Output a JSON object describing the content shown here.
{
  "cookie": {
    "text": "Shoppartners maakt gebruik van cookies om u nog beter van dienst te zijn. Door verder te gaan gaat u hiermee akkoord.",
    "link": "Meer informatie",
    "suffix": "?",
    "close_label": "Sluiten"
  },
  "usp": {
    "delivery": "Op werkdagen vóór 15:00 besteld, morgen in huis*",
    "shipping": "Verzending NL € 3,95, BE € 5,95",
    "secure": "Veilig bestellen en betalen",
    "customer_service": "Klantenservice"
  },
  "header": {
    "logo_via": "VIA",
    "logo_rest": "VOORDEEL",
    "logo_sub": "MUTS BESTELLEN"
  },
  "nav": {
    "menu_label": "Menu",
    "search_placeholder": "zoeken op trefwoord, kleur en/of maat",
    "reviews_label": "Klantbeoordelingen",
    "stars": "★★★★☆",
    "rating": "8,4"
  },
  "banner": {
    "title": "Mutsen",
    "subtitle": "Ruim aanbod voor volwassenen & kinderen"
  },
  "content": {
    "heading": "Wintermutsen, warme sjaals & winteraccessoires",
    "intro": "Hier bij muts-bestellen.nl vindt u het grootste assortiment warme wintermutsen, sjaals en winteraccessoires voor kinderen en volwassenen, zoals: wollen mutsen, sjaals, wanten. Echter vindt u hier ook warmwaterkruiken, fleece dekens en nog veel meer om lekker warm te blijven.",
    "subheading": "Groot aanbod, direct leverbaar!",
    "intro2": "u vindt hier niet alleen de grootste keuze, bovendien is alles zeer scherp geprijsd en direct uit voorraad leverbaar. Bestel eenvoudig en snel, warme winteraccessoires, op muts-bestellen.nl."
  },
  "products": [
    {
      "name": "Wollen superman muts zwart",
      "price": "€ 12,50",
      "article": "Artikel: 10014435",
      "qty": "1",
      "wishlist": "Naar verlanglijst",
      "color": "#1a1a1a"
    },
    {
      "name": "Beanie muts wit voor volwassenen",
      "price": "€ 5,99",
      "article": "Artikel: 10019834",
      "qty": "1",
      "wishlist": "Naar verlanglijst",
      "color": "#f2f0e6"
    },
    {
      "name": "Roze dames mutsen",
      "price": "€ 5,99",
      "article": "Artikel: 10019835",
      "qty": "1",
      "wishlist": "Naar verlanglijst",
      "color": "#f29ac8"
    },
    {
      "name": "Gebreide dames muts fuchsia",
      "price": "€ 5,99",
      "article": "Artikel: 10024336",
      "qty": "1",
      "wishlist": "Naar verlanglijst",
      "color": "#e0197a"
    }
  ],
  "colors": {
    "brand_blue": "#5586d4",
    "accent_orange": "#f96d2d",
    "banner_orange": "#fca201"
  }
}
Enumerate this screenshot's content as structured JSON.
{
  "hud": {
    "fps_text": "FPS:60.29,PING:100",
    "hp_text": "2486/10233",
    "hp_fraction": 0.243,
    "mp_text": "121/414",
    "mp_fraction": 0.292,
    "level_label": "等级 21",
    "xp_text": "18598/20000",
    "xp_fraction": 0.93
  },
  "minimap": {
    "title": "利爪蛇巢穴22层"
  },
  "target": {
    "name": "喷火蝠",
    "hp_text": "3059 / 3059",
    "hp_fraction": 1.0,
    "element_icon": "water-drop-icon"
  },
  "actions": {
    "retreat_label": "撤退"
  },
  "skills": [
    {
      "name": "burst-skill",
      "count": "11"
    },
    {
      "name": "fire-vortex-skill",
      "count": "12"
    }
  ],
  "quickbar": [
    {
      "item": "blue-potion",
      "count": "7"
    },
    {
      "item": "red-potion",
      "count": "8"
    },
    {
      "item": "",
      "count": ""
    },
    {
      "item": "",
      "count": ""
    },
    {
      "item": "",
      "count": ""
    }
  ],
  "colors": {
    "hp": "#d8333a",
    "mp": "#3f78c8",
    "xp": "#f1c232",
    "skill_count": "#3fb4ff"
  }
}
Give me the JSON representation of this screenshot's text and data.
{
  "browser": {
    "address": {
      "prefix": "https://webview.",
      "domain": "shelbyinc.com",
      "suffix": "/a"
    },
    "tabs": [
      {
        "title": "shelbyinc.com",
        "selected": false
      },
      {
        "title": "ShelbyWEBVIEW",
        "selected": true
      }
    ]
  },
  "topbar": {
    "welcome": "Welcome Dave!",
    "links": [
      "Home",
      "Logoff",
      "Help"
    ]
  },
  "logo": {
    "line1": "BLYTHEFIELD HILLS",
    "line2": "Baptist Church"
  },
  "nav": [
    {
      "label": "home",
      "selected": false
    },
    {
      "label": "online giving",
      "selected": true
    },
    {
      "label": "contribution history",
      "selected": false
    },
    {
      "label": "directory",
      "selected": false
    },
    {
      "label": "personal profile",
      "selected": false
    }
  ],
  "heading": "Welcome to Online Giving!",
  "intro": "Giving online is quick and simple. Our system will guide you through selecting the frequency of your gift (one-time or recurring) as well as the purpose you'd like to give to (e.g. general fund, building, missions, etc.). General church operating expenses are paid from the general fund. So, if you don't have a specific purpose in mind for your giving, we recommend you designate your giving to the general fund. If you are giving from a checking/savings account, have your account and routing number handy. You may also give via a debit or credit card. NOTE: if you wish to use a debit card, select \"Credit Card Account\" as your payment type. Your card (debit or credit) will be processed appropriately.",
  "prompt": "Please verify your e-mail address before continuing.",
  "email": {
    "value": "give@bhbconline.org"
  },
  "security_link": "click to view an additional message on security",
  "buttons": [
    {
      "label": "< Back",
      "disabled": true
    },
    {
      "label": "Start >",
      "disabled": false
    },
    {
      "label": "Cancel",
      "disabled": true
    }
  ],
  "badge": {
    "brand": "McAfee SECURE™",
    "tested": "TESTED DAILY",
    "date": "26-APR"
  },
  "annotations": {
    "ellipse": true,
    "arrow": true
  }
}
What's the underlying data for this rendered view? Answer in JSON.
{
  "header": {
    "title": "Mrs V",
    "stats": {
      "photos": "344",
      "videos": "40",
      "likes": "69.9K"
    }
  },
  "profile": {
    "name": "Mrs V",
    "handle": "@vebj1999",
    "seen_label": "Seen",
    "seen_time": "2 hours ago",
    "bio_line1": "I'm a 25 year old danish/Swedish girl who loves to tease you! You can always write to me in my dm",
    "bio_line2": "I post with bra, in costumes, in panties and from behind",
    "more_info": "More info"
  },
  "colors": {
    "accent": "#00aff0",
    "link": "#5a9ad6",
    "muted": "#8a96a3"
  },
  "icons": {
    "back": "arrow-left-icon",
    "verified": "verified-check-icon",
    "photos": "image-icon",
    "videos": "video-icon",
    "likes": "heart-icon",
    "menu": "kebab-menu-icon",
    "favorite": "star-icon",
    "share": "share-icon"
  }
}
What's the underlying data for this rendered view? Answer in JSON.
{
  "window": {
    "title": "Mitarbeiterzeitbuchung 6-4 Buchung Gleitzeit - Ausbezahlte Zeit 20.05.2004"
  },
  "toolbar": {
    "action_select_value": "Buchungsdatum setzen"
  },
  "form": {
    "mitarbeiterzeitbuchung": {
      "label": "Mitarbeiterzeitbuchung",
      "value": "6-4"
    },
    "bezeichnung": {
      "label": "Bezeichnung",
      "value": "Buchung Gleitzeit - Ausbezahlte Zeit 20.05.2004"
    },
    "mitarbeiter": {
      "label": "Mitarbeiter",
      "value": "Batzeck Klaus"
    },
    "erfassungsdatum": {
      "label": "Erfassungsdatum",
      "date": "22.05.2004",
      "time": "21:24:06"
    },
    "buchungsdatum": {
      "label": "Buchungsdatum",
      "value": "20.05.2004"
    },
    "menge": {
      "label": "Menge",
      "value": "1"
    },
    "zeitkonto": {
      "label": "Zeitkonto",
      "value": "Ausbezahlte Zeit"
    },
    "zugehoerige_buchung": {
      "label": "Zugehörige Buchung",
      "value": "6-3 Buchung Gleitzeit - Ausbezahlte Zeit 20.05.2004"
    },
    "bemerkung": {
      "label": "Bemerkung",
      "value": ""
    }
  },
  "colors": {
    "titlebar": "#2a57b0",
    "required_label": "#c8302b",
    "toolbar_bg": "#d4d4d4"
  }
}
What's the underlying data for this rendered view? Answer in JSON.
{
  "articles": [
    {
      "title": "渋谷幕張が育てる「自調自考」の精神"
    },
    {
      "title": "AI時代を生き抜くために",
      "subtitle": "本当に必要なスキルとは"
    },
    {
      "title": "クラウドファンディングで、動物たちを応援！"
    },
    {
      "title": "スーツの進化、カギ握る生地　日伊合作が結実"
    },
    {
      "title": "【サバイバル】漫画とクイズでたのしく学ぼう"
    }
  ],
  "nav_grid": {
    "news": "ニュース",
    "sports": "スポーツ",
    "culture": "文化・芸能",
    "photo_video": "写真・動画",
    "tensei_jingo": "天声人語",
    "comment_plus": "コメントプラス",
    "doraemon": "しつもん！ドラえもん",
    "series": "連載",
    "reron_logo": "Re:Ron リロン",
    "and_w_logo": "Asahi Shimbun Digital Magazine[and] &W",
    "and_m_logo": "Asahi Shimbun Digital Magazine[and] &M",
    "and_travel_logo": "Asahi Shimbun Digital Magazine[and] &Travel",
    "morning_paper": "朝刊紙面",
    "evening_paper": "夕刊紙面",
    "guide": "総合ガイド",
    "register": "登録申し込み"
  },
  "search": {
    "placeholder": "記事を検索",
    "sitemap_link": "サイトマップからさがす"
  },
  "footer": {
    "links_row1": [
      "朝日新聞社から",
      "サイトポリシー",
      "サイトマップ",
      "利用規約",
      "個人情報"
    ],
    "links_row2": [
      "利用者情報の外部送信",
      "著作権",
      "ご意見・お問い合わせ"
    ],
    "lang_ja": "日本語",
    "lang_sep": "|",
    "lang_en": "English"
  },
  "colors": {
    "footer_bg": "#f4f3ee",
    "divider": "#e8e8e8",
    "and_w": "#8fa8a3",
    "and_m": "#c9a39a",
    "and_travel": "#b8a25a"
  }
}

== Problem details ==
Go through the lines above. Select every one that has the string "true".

== Written reply ==
        "selected": true
      "selected": true
      "disabled": true
      "disabled": true
    "ellipse": true,
    "arrow": true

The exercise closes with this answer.